LUND: New European research has found that the more added sugar we eat, the fewer vitamins and minerals we appear to consume in our daily diets.
Carried out by researchers at Lund University in Sweden, the new study looked at data gathered from two different study groups; one which surveyed 1,797 participants aged 18 to 80 years and assessed their dietary intake using a four-day food diary, and another which included 12,238 participants aged 45 to 68 years and assessed their diet using a combination of a seven-day food diary, a food frequency questionnaire and an interview.
From this data, the researchers were able to look at the participants’ intake of added sugar, which is sugar added to food and drinks during processing, not the sugar that exists naturally in fruit, vegetables or milk, and the average daily intake of nine micronutrients: calcium, folate, iron, magnesium, potassium, selenium, vitamin C, vitamin D, and zinc.

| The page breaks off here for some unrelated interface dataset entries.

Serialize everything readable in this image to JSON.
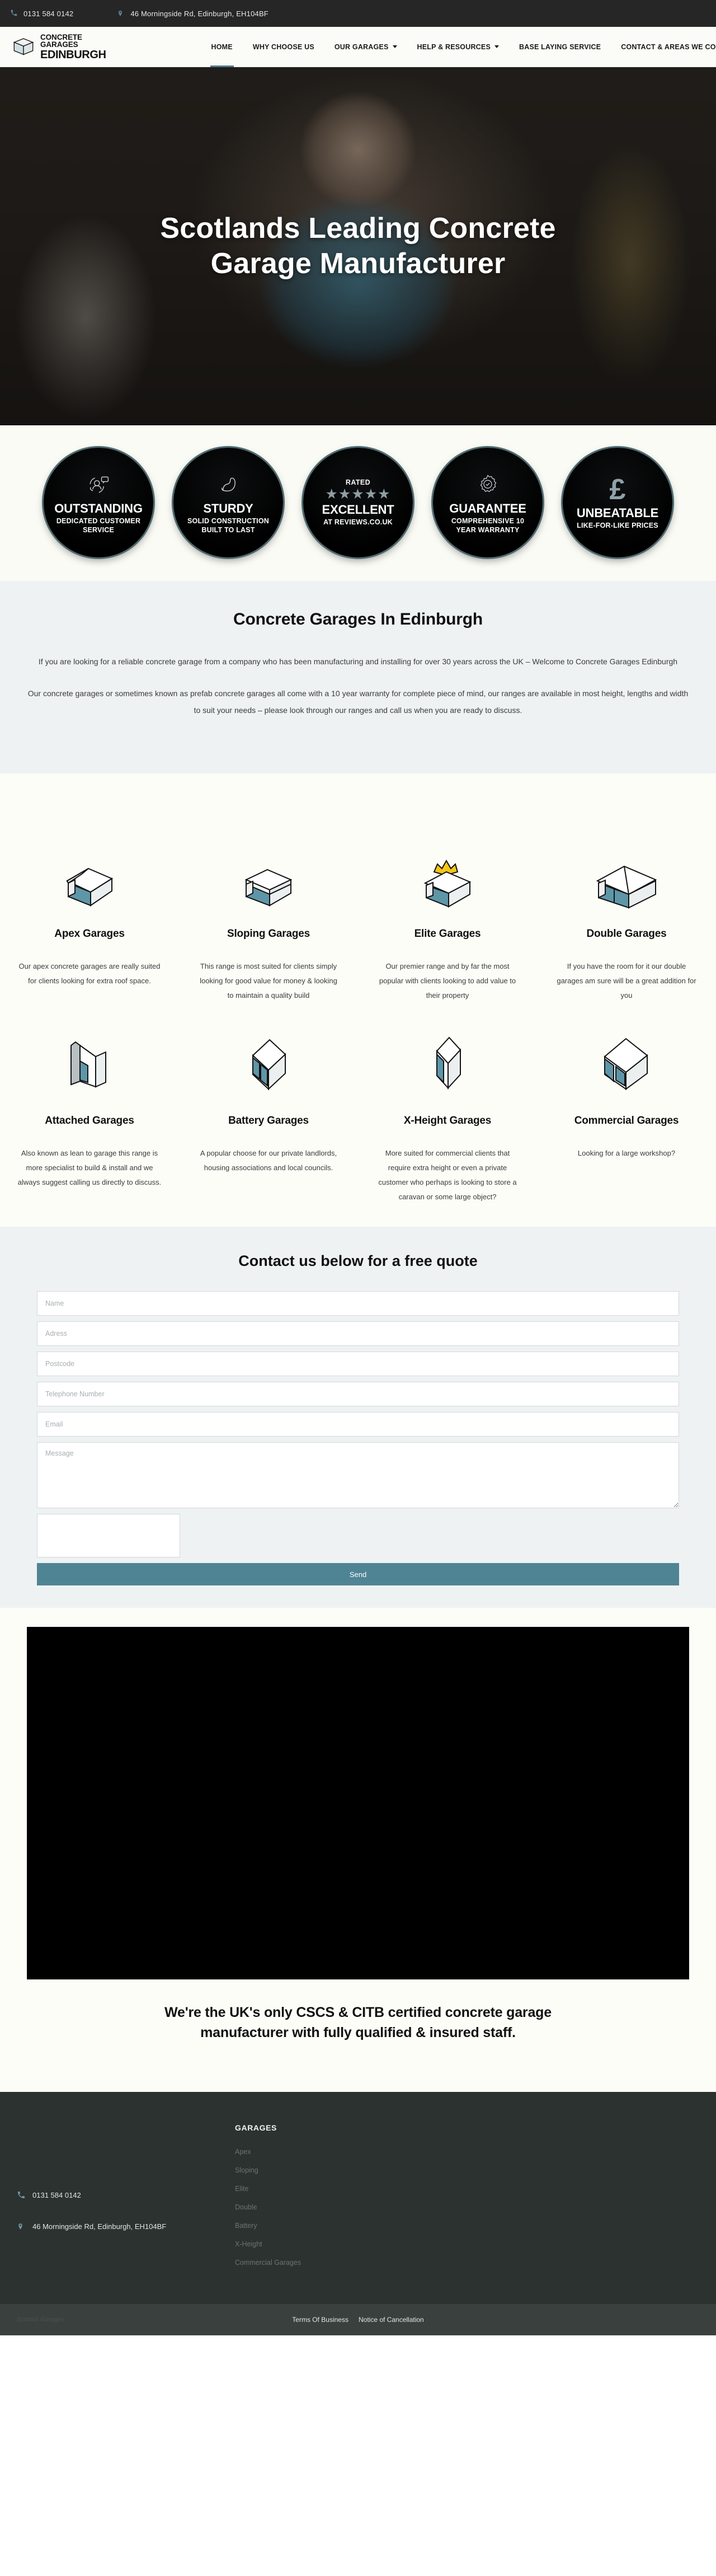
{
  "topbar": {
    "phone": "0131 584 0142",
    "address": "46 Morningside Rd, Edinburgh, EH104BF",
    "phone_icon": "phone-icon",
    "pin_icon": "map-pin-icon"
  },
  "brand": {
    "line1": "CONCRETE GARAGES",
    "line2": "EDINBURGH",
    "logo_icon": "garage-cube-logo-icon"
  },
  "nav": {
    "items": [
      {
        "label": "HOME",
        "active": true,
        "caret": false
      },
      {
        "label": "WHY CHOOSE US",
        "active": false,
        "caret": false
      },
      {
        "label": "OUR GARAGES",
        "active": false,
        "caret": true
      },
      {
        "label": "HELP & RESOURCES",
        "active": false,
        "caret": true
      },
      {
        "label": "BASE LAYING SERVICE",
        "active": false,
        "caret": false
      },
      {
        "label": "CONTACT & AREAS WE COVER",
        "active": false,
        "caret": false
      }
    ]
  },
  "hero": {
    "title_line1": "Scotlands Leading Concrete",
    "title_line2": "Garage Manufacturer"
  },
  "badges": [
    {
      "icon": "customer-service-icon",
      "pre": "",
      "title": "OUTSTANDING",
      "sub": "DEDICATED CUSTOMER SERVICE"
    },
    {
      "icon": "flexed-bicep-icon",
      "pre": "",
      "title": "STURDY",
      "sub": "SOLID CONSTRUCTION BUILT TO LAST"
    },
    {
      "icon": "five-stars-icon",
      "pre": "RATED",
      "stars": "★★★★★",
      "title": "EXCELLENT",
      "sub": "AT REVIEWS.CO.UK"
    },
    {
      "icon": "certified-rosette-icon",
      "pre": "",
      "title": "GUARANTEE",
      "sub": "COMPREHENSIVE 10 YEAR WARRANTY"
    },
    {
      "icon": "pound-sterling-icon",
      "pre": "",
      "glyph": "£",
      "title": "UNBEATABLE",
      "sub": "LIKE-FOR-LIKE PRICES"
    }
  ],
  "intro": {
    "heading": "Concrete Garages In Edinburgh",
    "p1": "If you are looking for a reliable concrete garage from a company who has been manufacturing and installing for over 30 years across the UK – Welcome to Concrete Garages Edinburgh",
    "p2": "Our concrete garages or sometimes known as prefab concrete garages all come with a 10 year warranty for complete piece of mind, our ranges are available in most height, lengths and width to suit your needs – please look through our ranges and call us when you are ready to discuss."
  },
  "products": {
    "row1": [
      {
        "icon": "apex-garage-icon",
        "title": "Apex Garages",
        "desc": "Our apex concrete garages are really suited for clients looking for extra roof space."
      },
      {
        "icon": "sloping-garage-icon",
        "title": "Sloping Garages",
        "desc": "This range is most suited for clients simply looking for good value for money & looking to maintain a quality build"
      },
      {
        "icon": "elite-garage-crown-icon",
        "title": "Elite Garages",
        "desc": "Our premier range and by far the most popular with clients looking to add value to their property"
      },
      {
        "icon": "double-garage-icon",
        "title": "Double Garages",
        "desc": "If you have the room for it our double garages am sure will be a great addition for you"
      }
    ],
    "row2": [
      {
        "icon": "attached-garage-icon",
        "title": "Attached Garages",
        "desc": "Also known as lean to garage this range is more specialist to build & install and we always suggest calling us directly to discuss."
      },
      {
        "icon": "battery-garage-icon",
        "title": "Battery Garages",
        "desc": "A popular choose for our private landlords, housing associations and local councils."
      },
      {
        "icon": "x-height-garage-icon",
        "title": "X-Height Garages",
        "desc": "More suited for commercial clients that require extra height or even a private customer who perhaps is looking to store a caravan or some large object?"
      },
      {
        "icon": "commercial-garage-icon",
        "title": "Commercial Garages",
        "desc": "Looking for a large workshop?"
      }
    ]
  },
  "form": {
    "heading": "Contact us below for a free quote",
    "fields": [
      {
        "name": "name",
        "placeholder": "Name",
        "value": ""
      },
      {
        "name": "address",
        "placeholder": "Adress",
        "value": ""
      },
      {
        "name": "postcode",
        "placeholder": "Postcode",
        "value": ""
      },
      {
        "name": "telephone",
        "placeholder": "Telephone Number",
        "value": ""
      },
      {
        "name": "email",
        "placeholder": "Email",
        "value": ""
      }
    ],
    "message_placeholder": "Message",
    "message_value": "",
    "send_label": "Send"
  },
  "cscs": {
    "line1": "We're the UK's only CSCS & CITB certified concrete garage",
    "line2": "manufacturer with fully qualified & insured staff."
  },
  "footer": {
    "phone": "0131 584 0142",
    "address": "46 Morningside Rd, Edinburgh, EH104BF",
    "garages_heading": "GARAGES",
    "garages_links": [
      "Apex",
      "Sloping",
      "Elite",
      "Double",
      "Battery",
      "X-Height",
      "Commercial Garages"
    ]
  },
  "bottombar": {
    "left": "Scottish Garages",
    "links": [
      "Terms Of Business",
      "Notice of Cancellation"
    ]
  },
  "colors": {
    "accent": "#4f8494",
    "topbar_bg": "#262626",
    "footer_bg": "#2c3230",
    "intro_bg": "#eef2f3"
  }
}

The findings, published in the journal Nutrition & Metabolism, showed that in both sets of participants, the higher the intake of added sugar, the lower the intake of all nine vitamins and minerals.
Although eating too much sugar has been linked to a number of diseases and health problems, including poor dental health, obesity, diabetes, and cardiovascular disease, the recommended daily maximum for sugar intake still varies from country to country.
As an example, the researchers point out that The Nordic Nutrition Recommendations, which are the dietary guidelines set for the Nordic populations, suggest that added sugar should be no more than 10% of the total energy intake, while the European Food Safety Authority (EFSA) says that there is insufficient scientific data to set an upper limit for sugar.
“The selection of added sugar as opposed to other types of sugar, was done with the purpose of looking at the overall effect of the quality of diet. Added sugar is not part of foods and beverages naturally, it is added to foods and beverages during processing, manufacturing or at the table for different purposes, and is therefore not strictly necessary in our diets,” says researcher Esther González-Padilla.
“However, to be able to ascertain a clear limit of added sugar intake, the decrease in micronutrient intake needs to be remarkably enlarged, which we did not observe in our study.
“Even though this study alone is not sufficient to change recommendations, it adds valuable evidence to the body of knowledge we have, in order to possibly adjust recommendations in the future,” she concludes.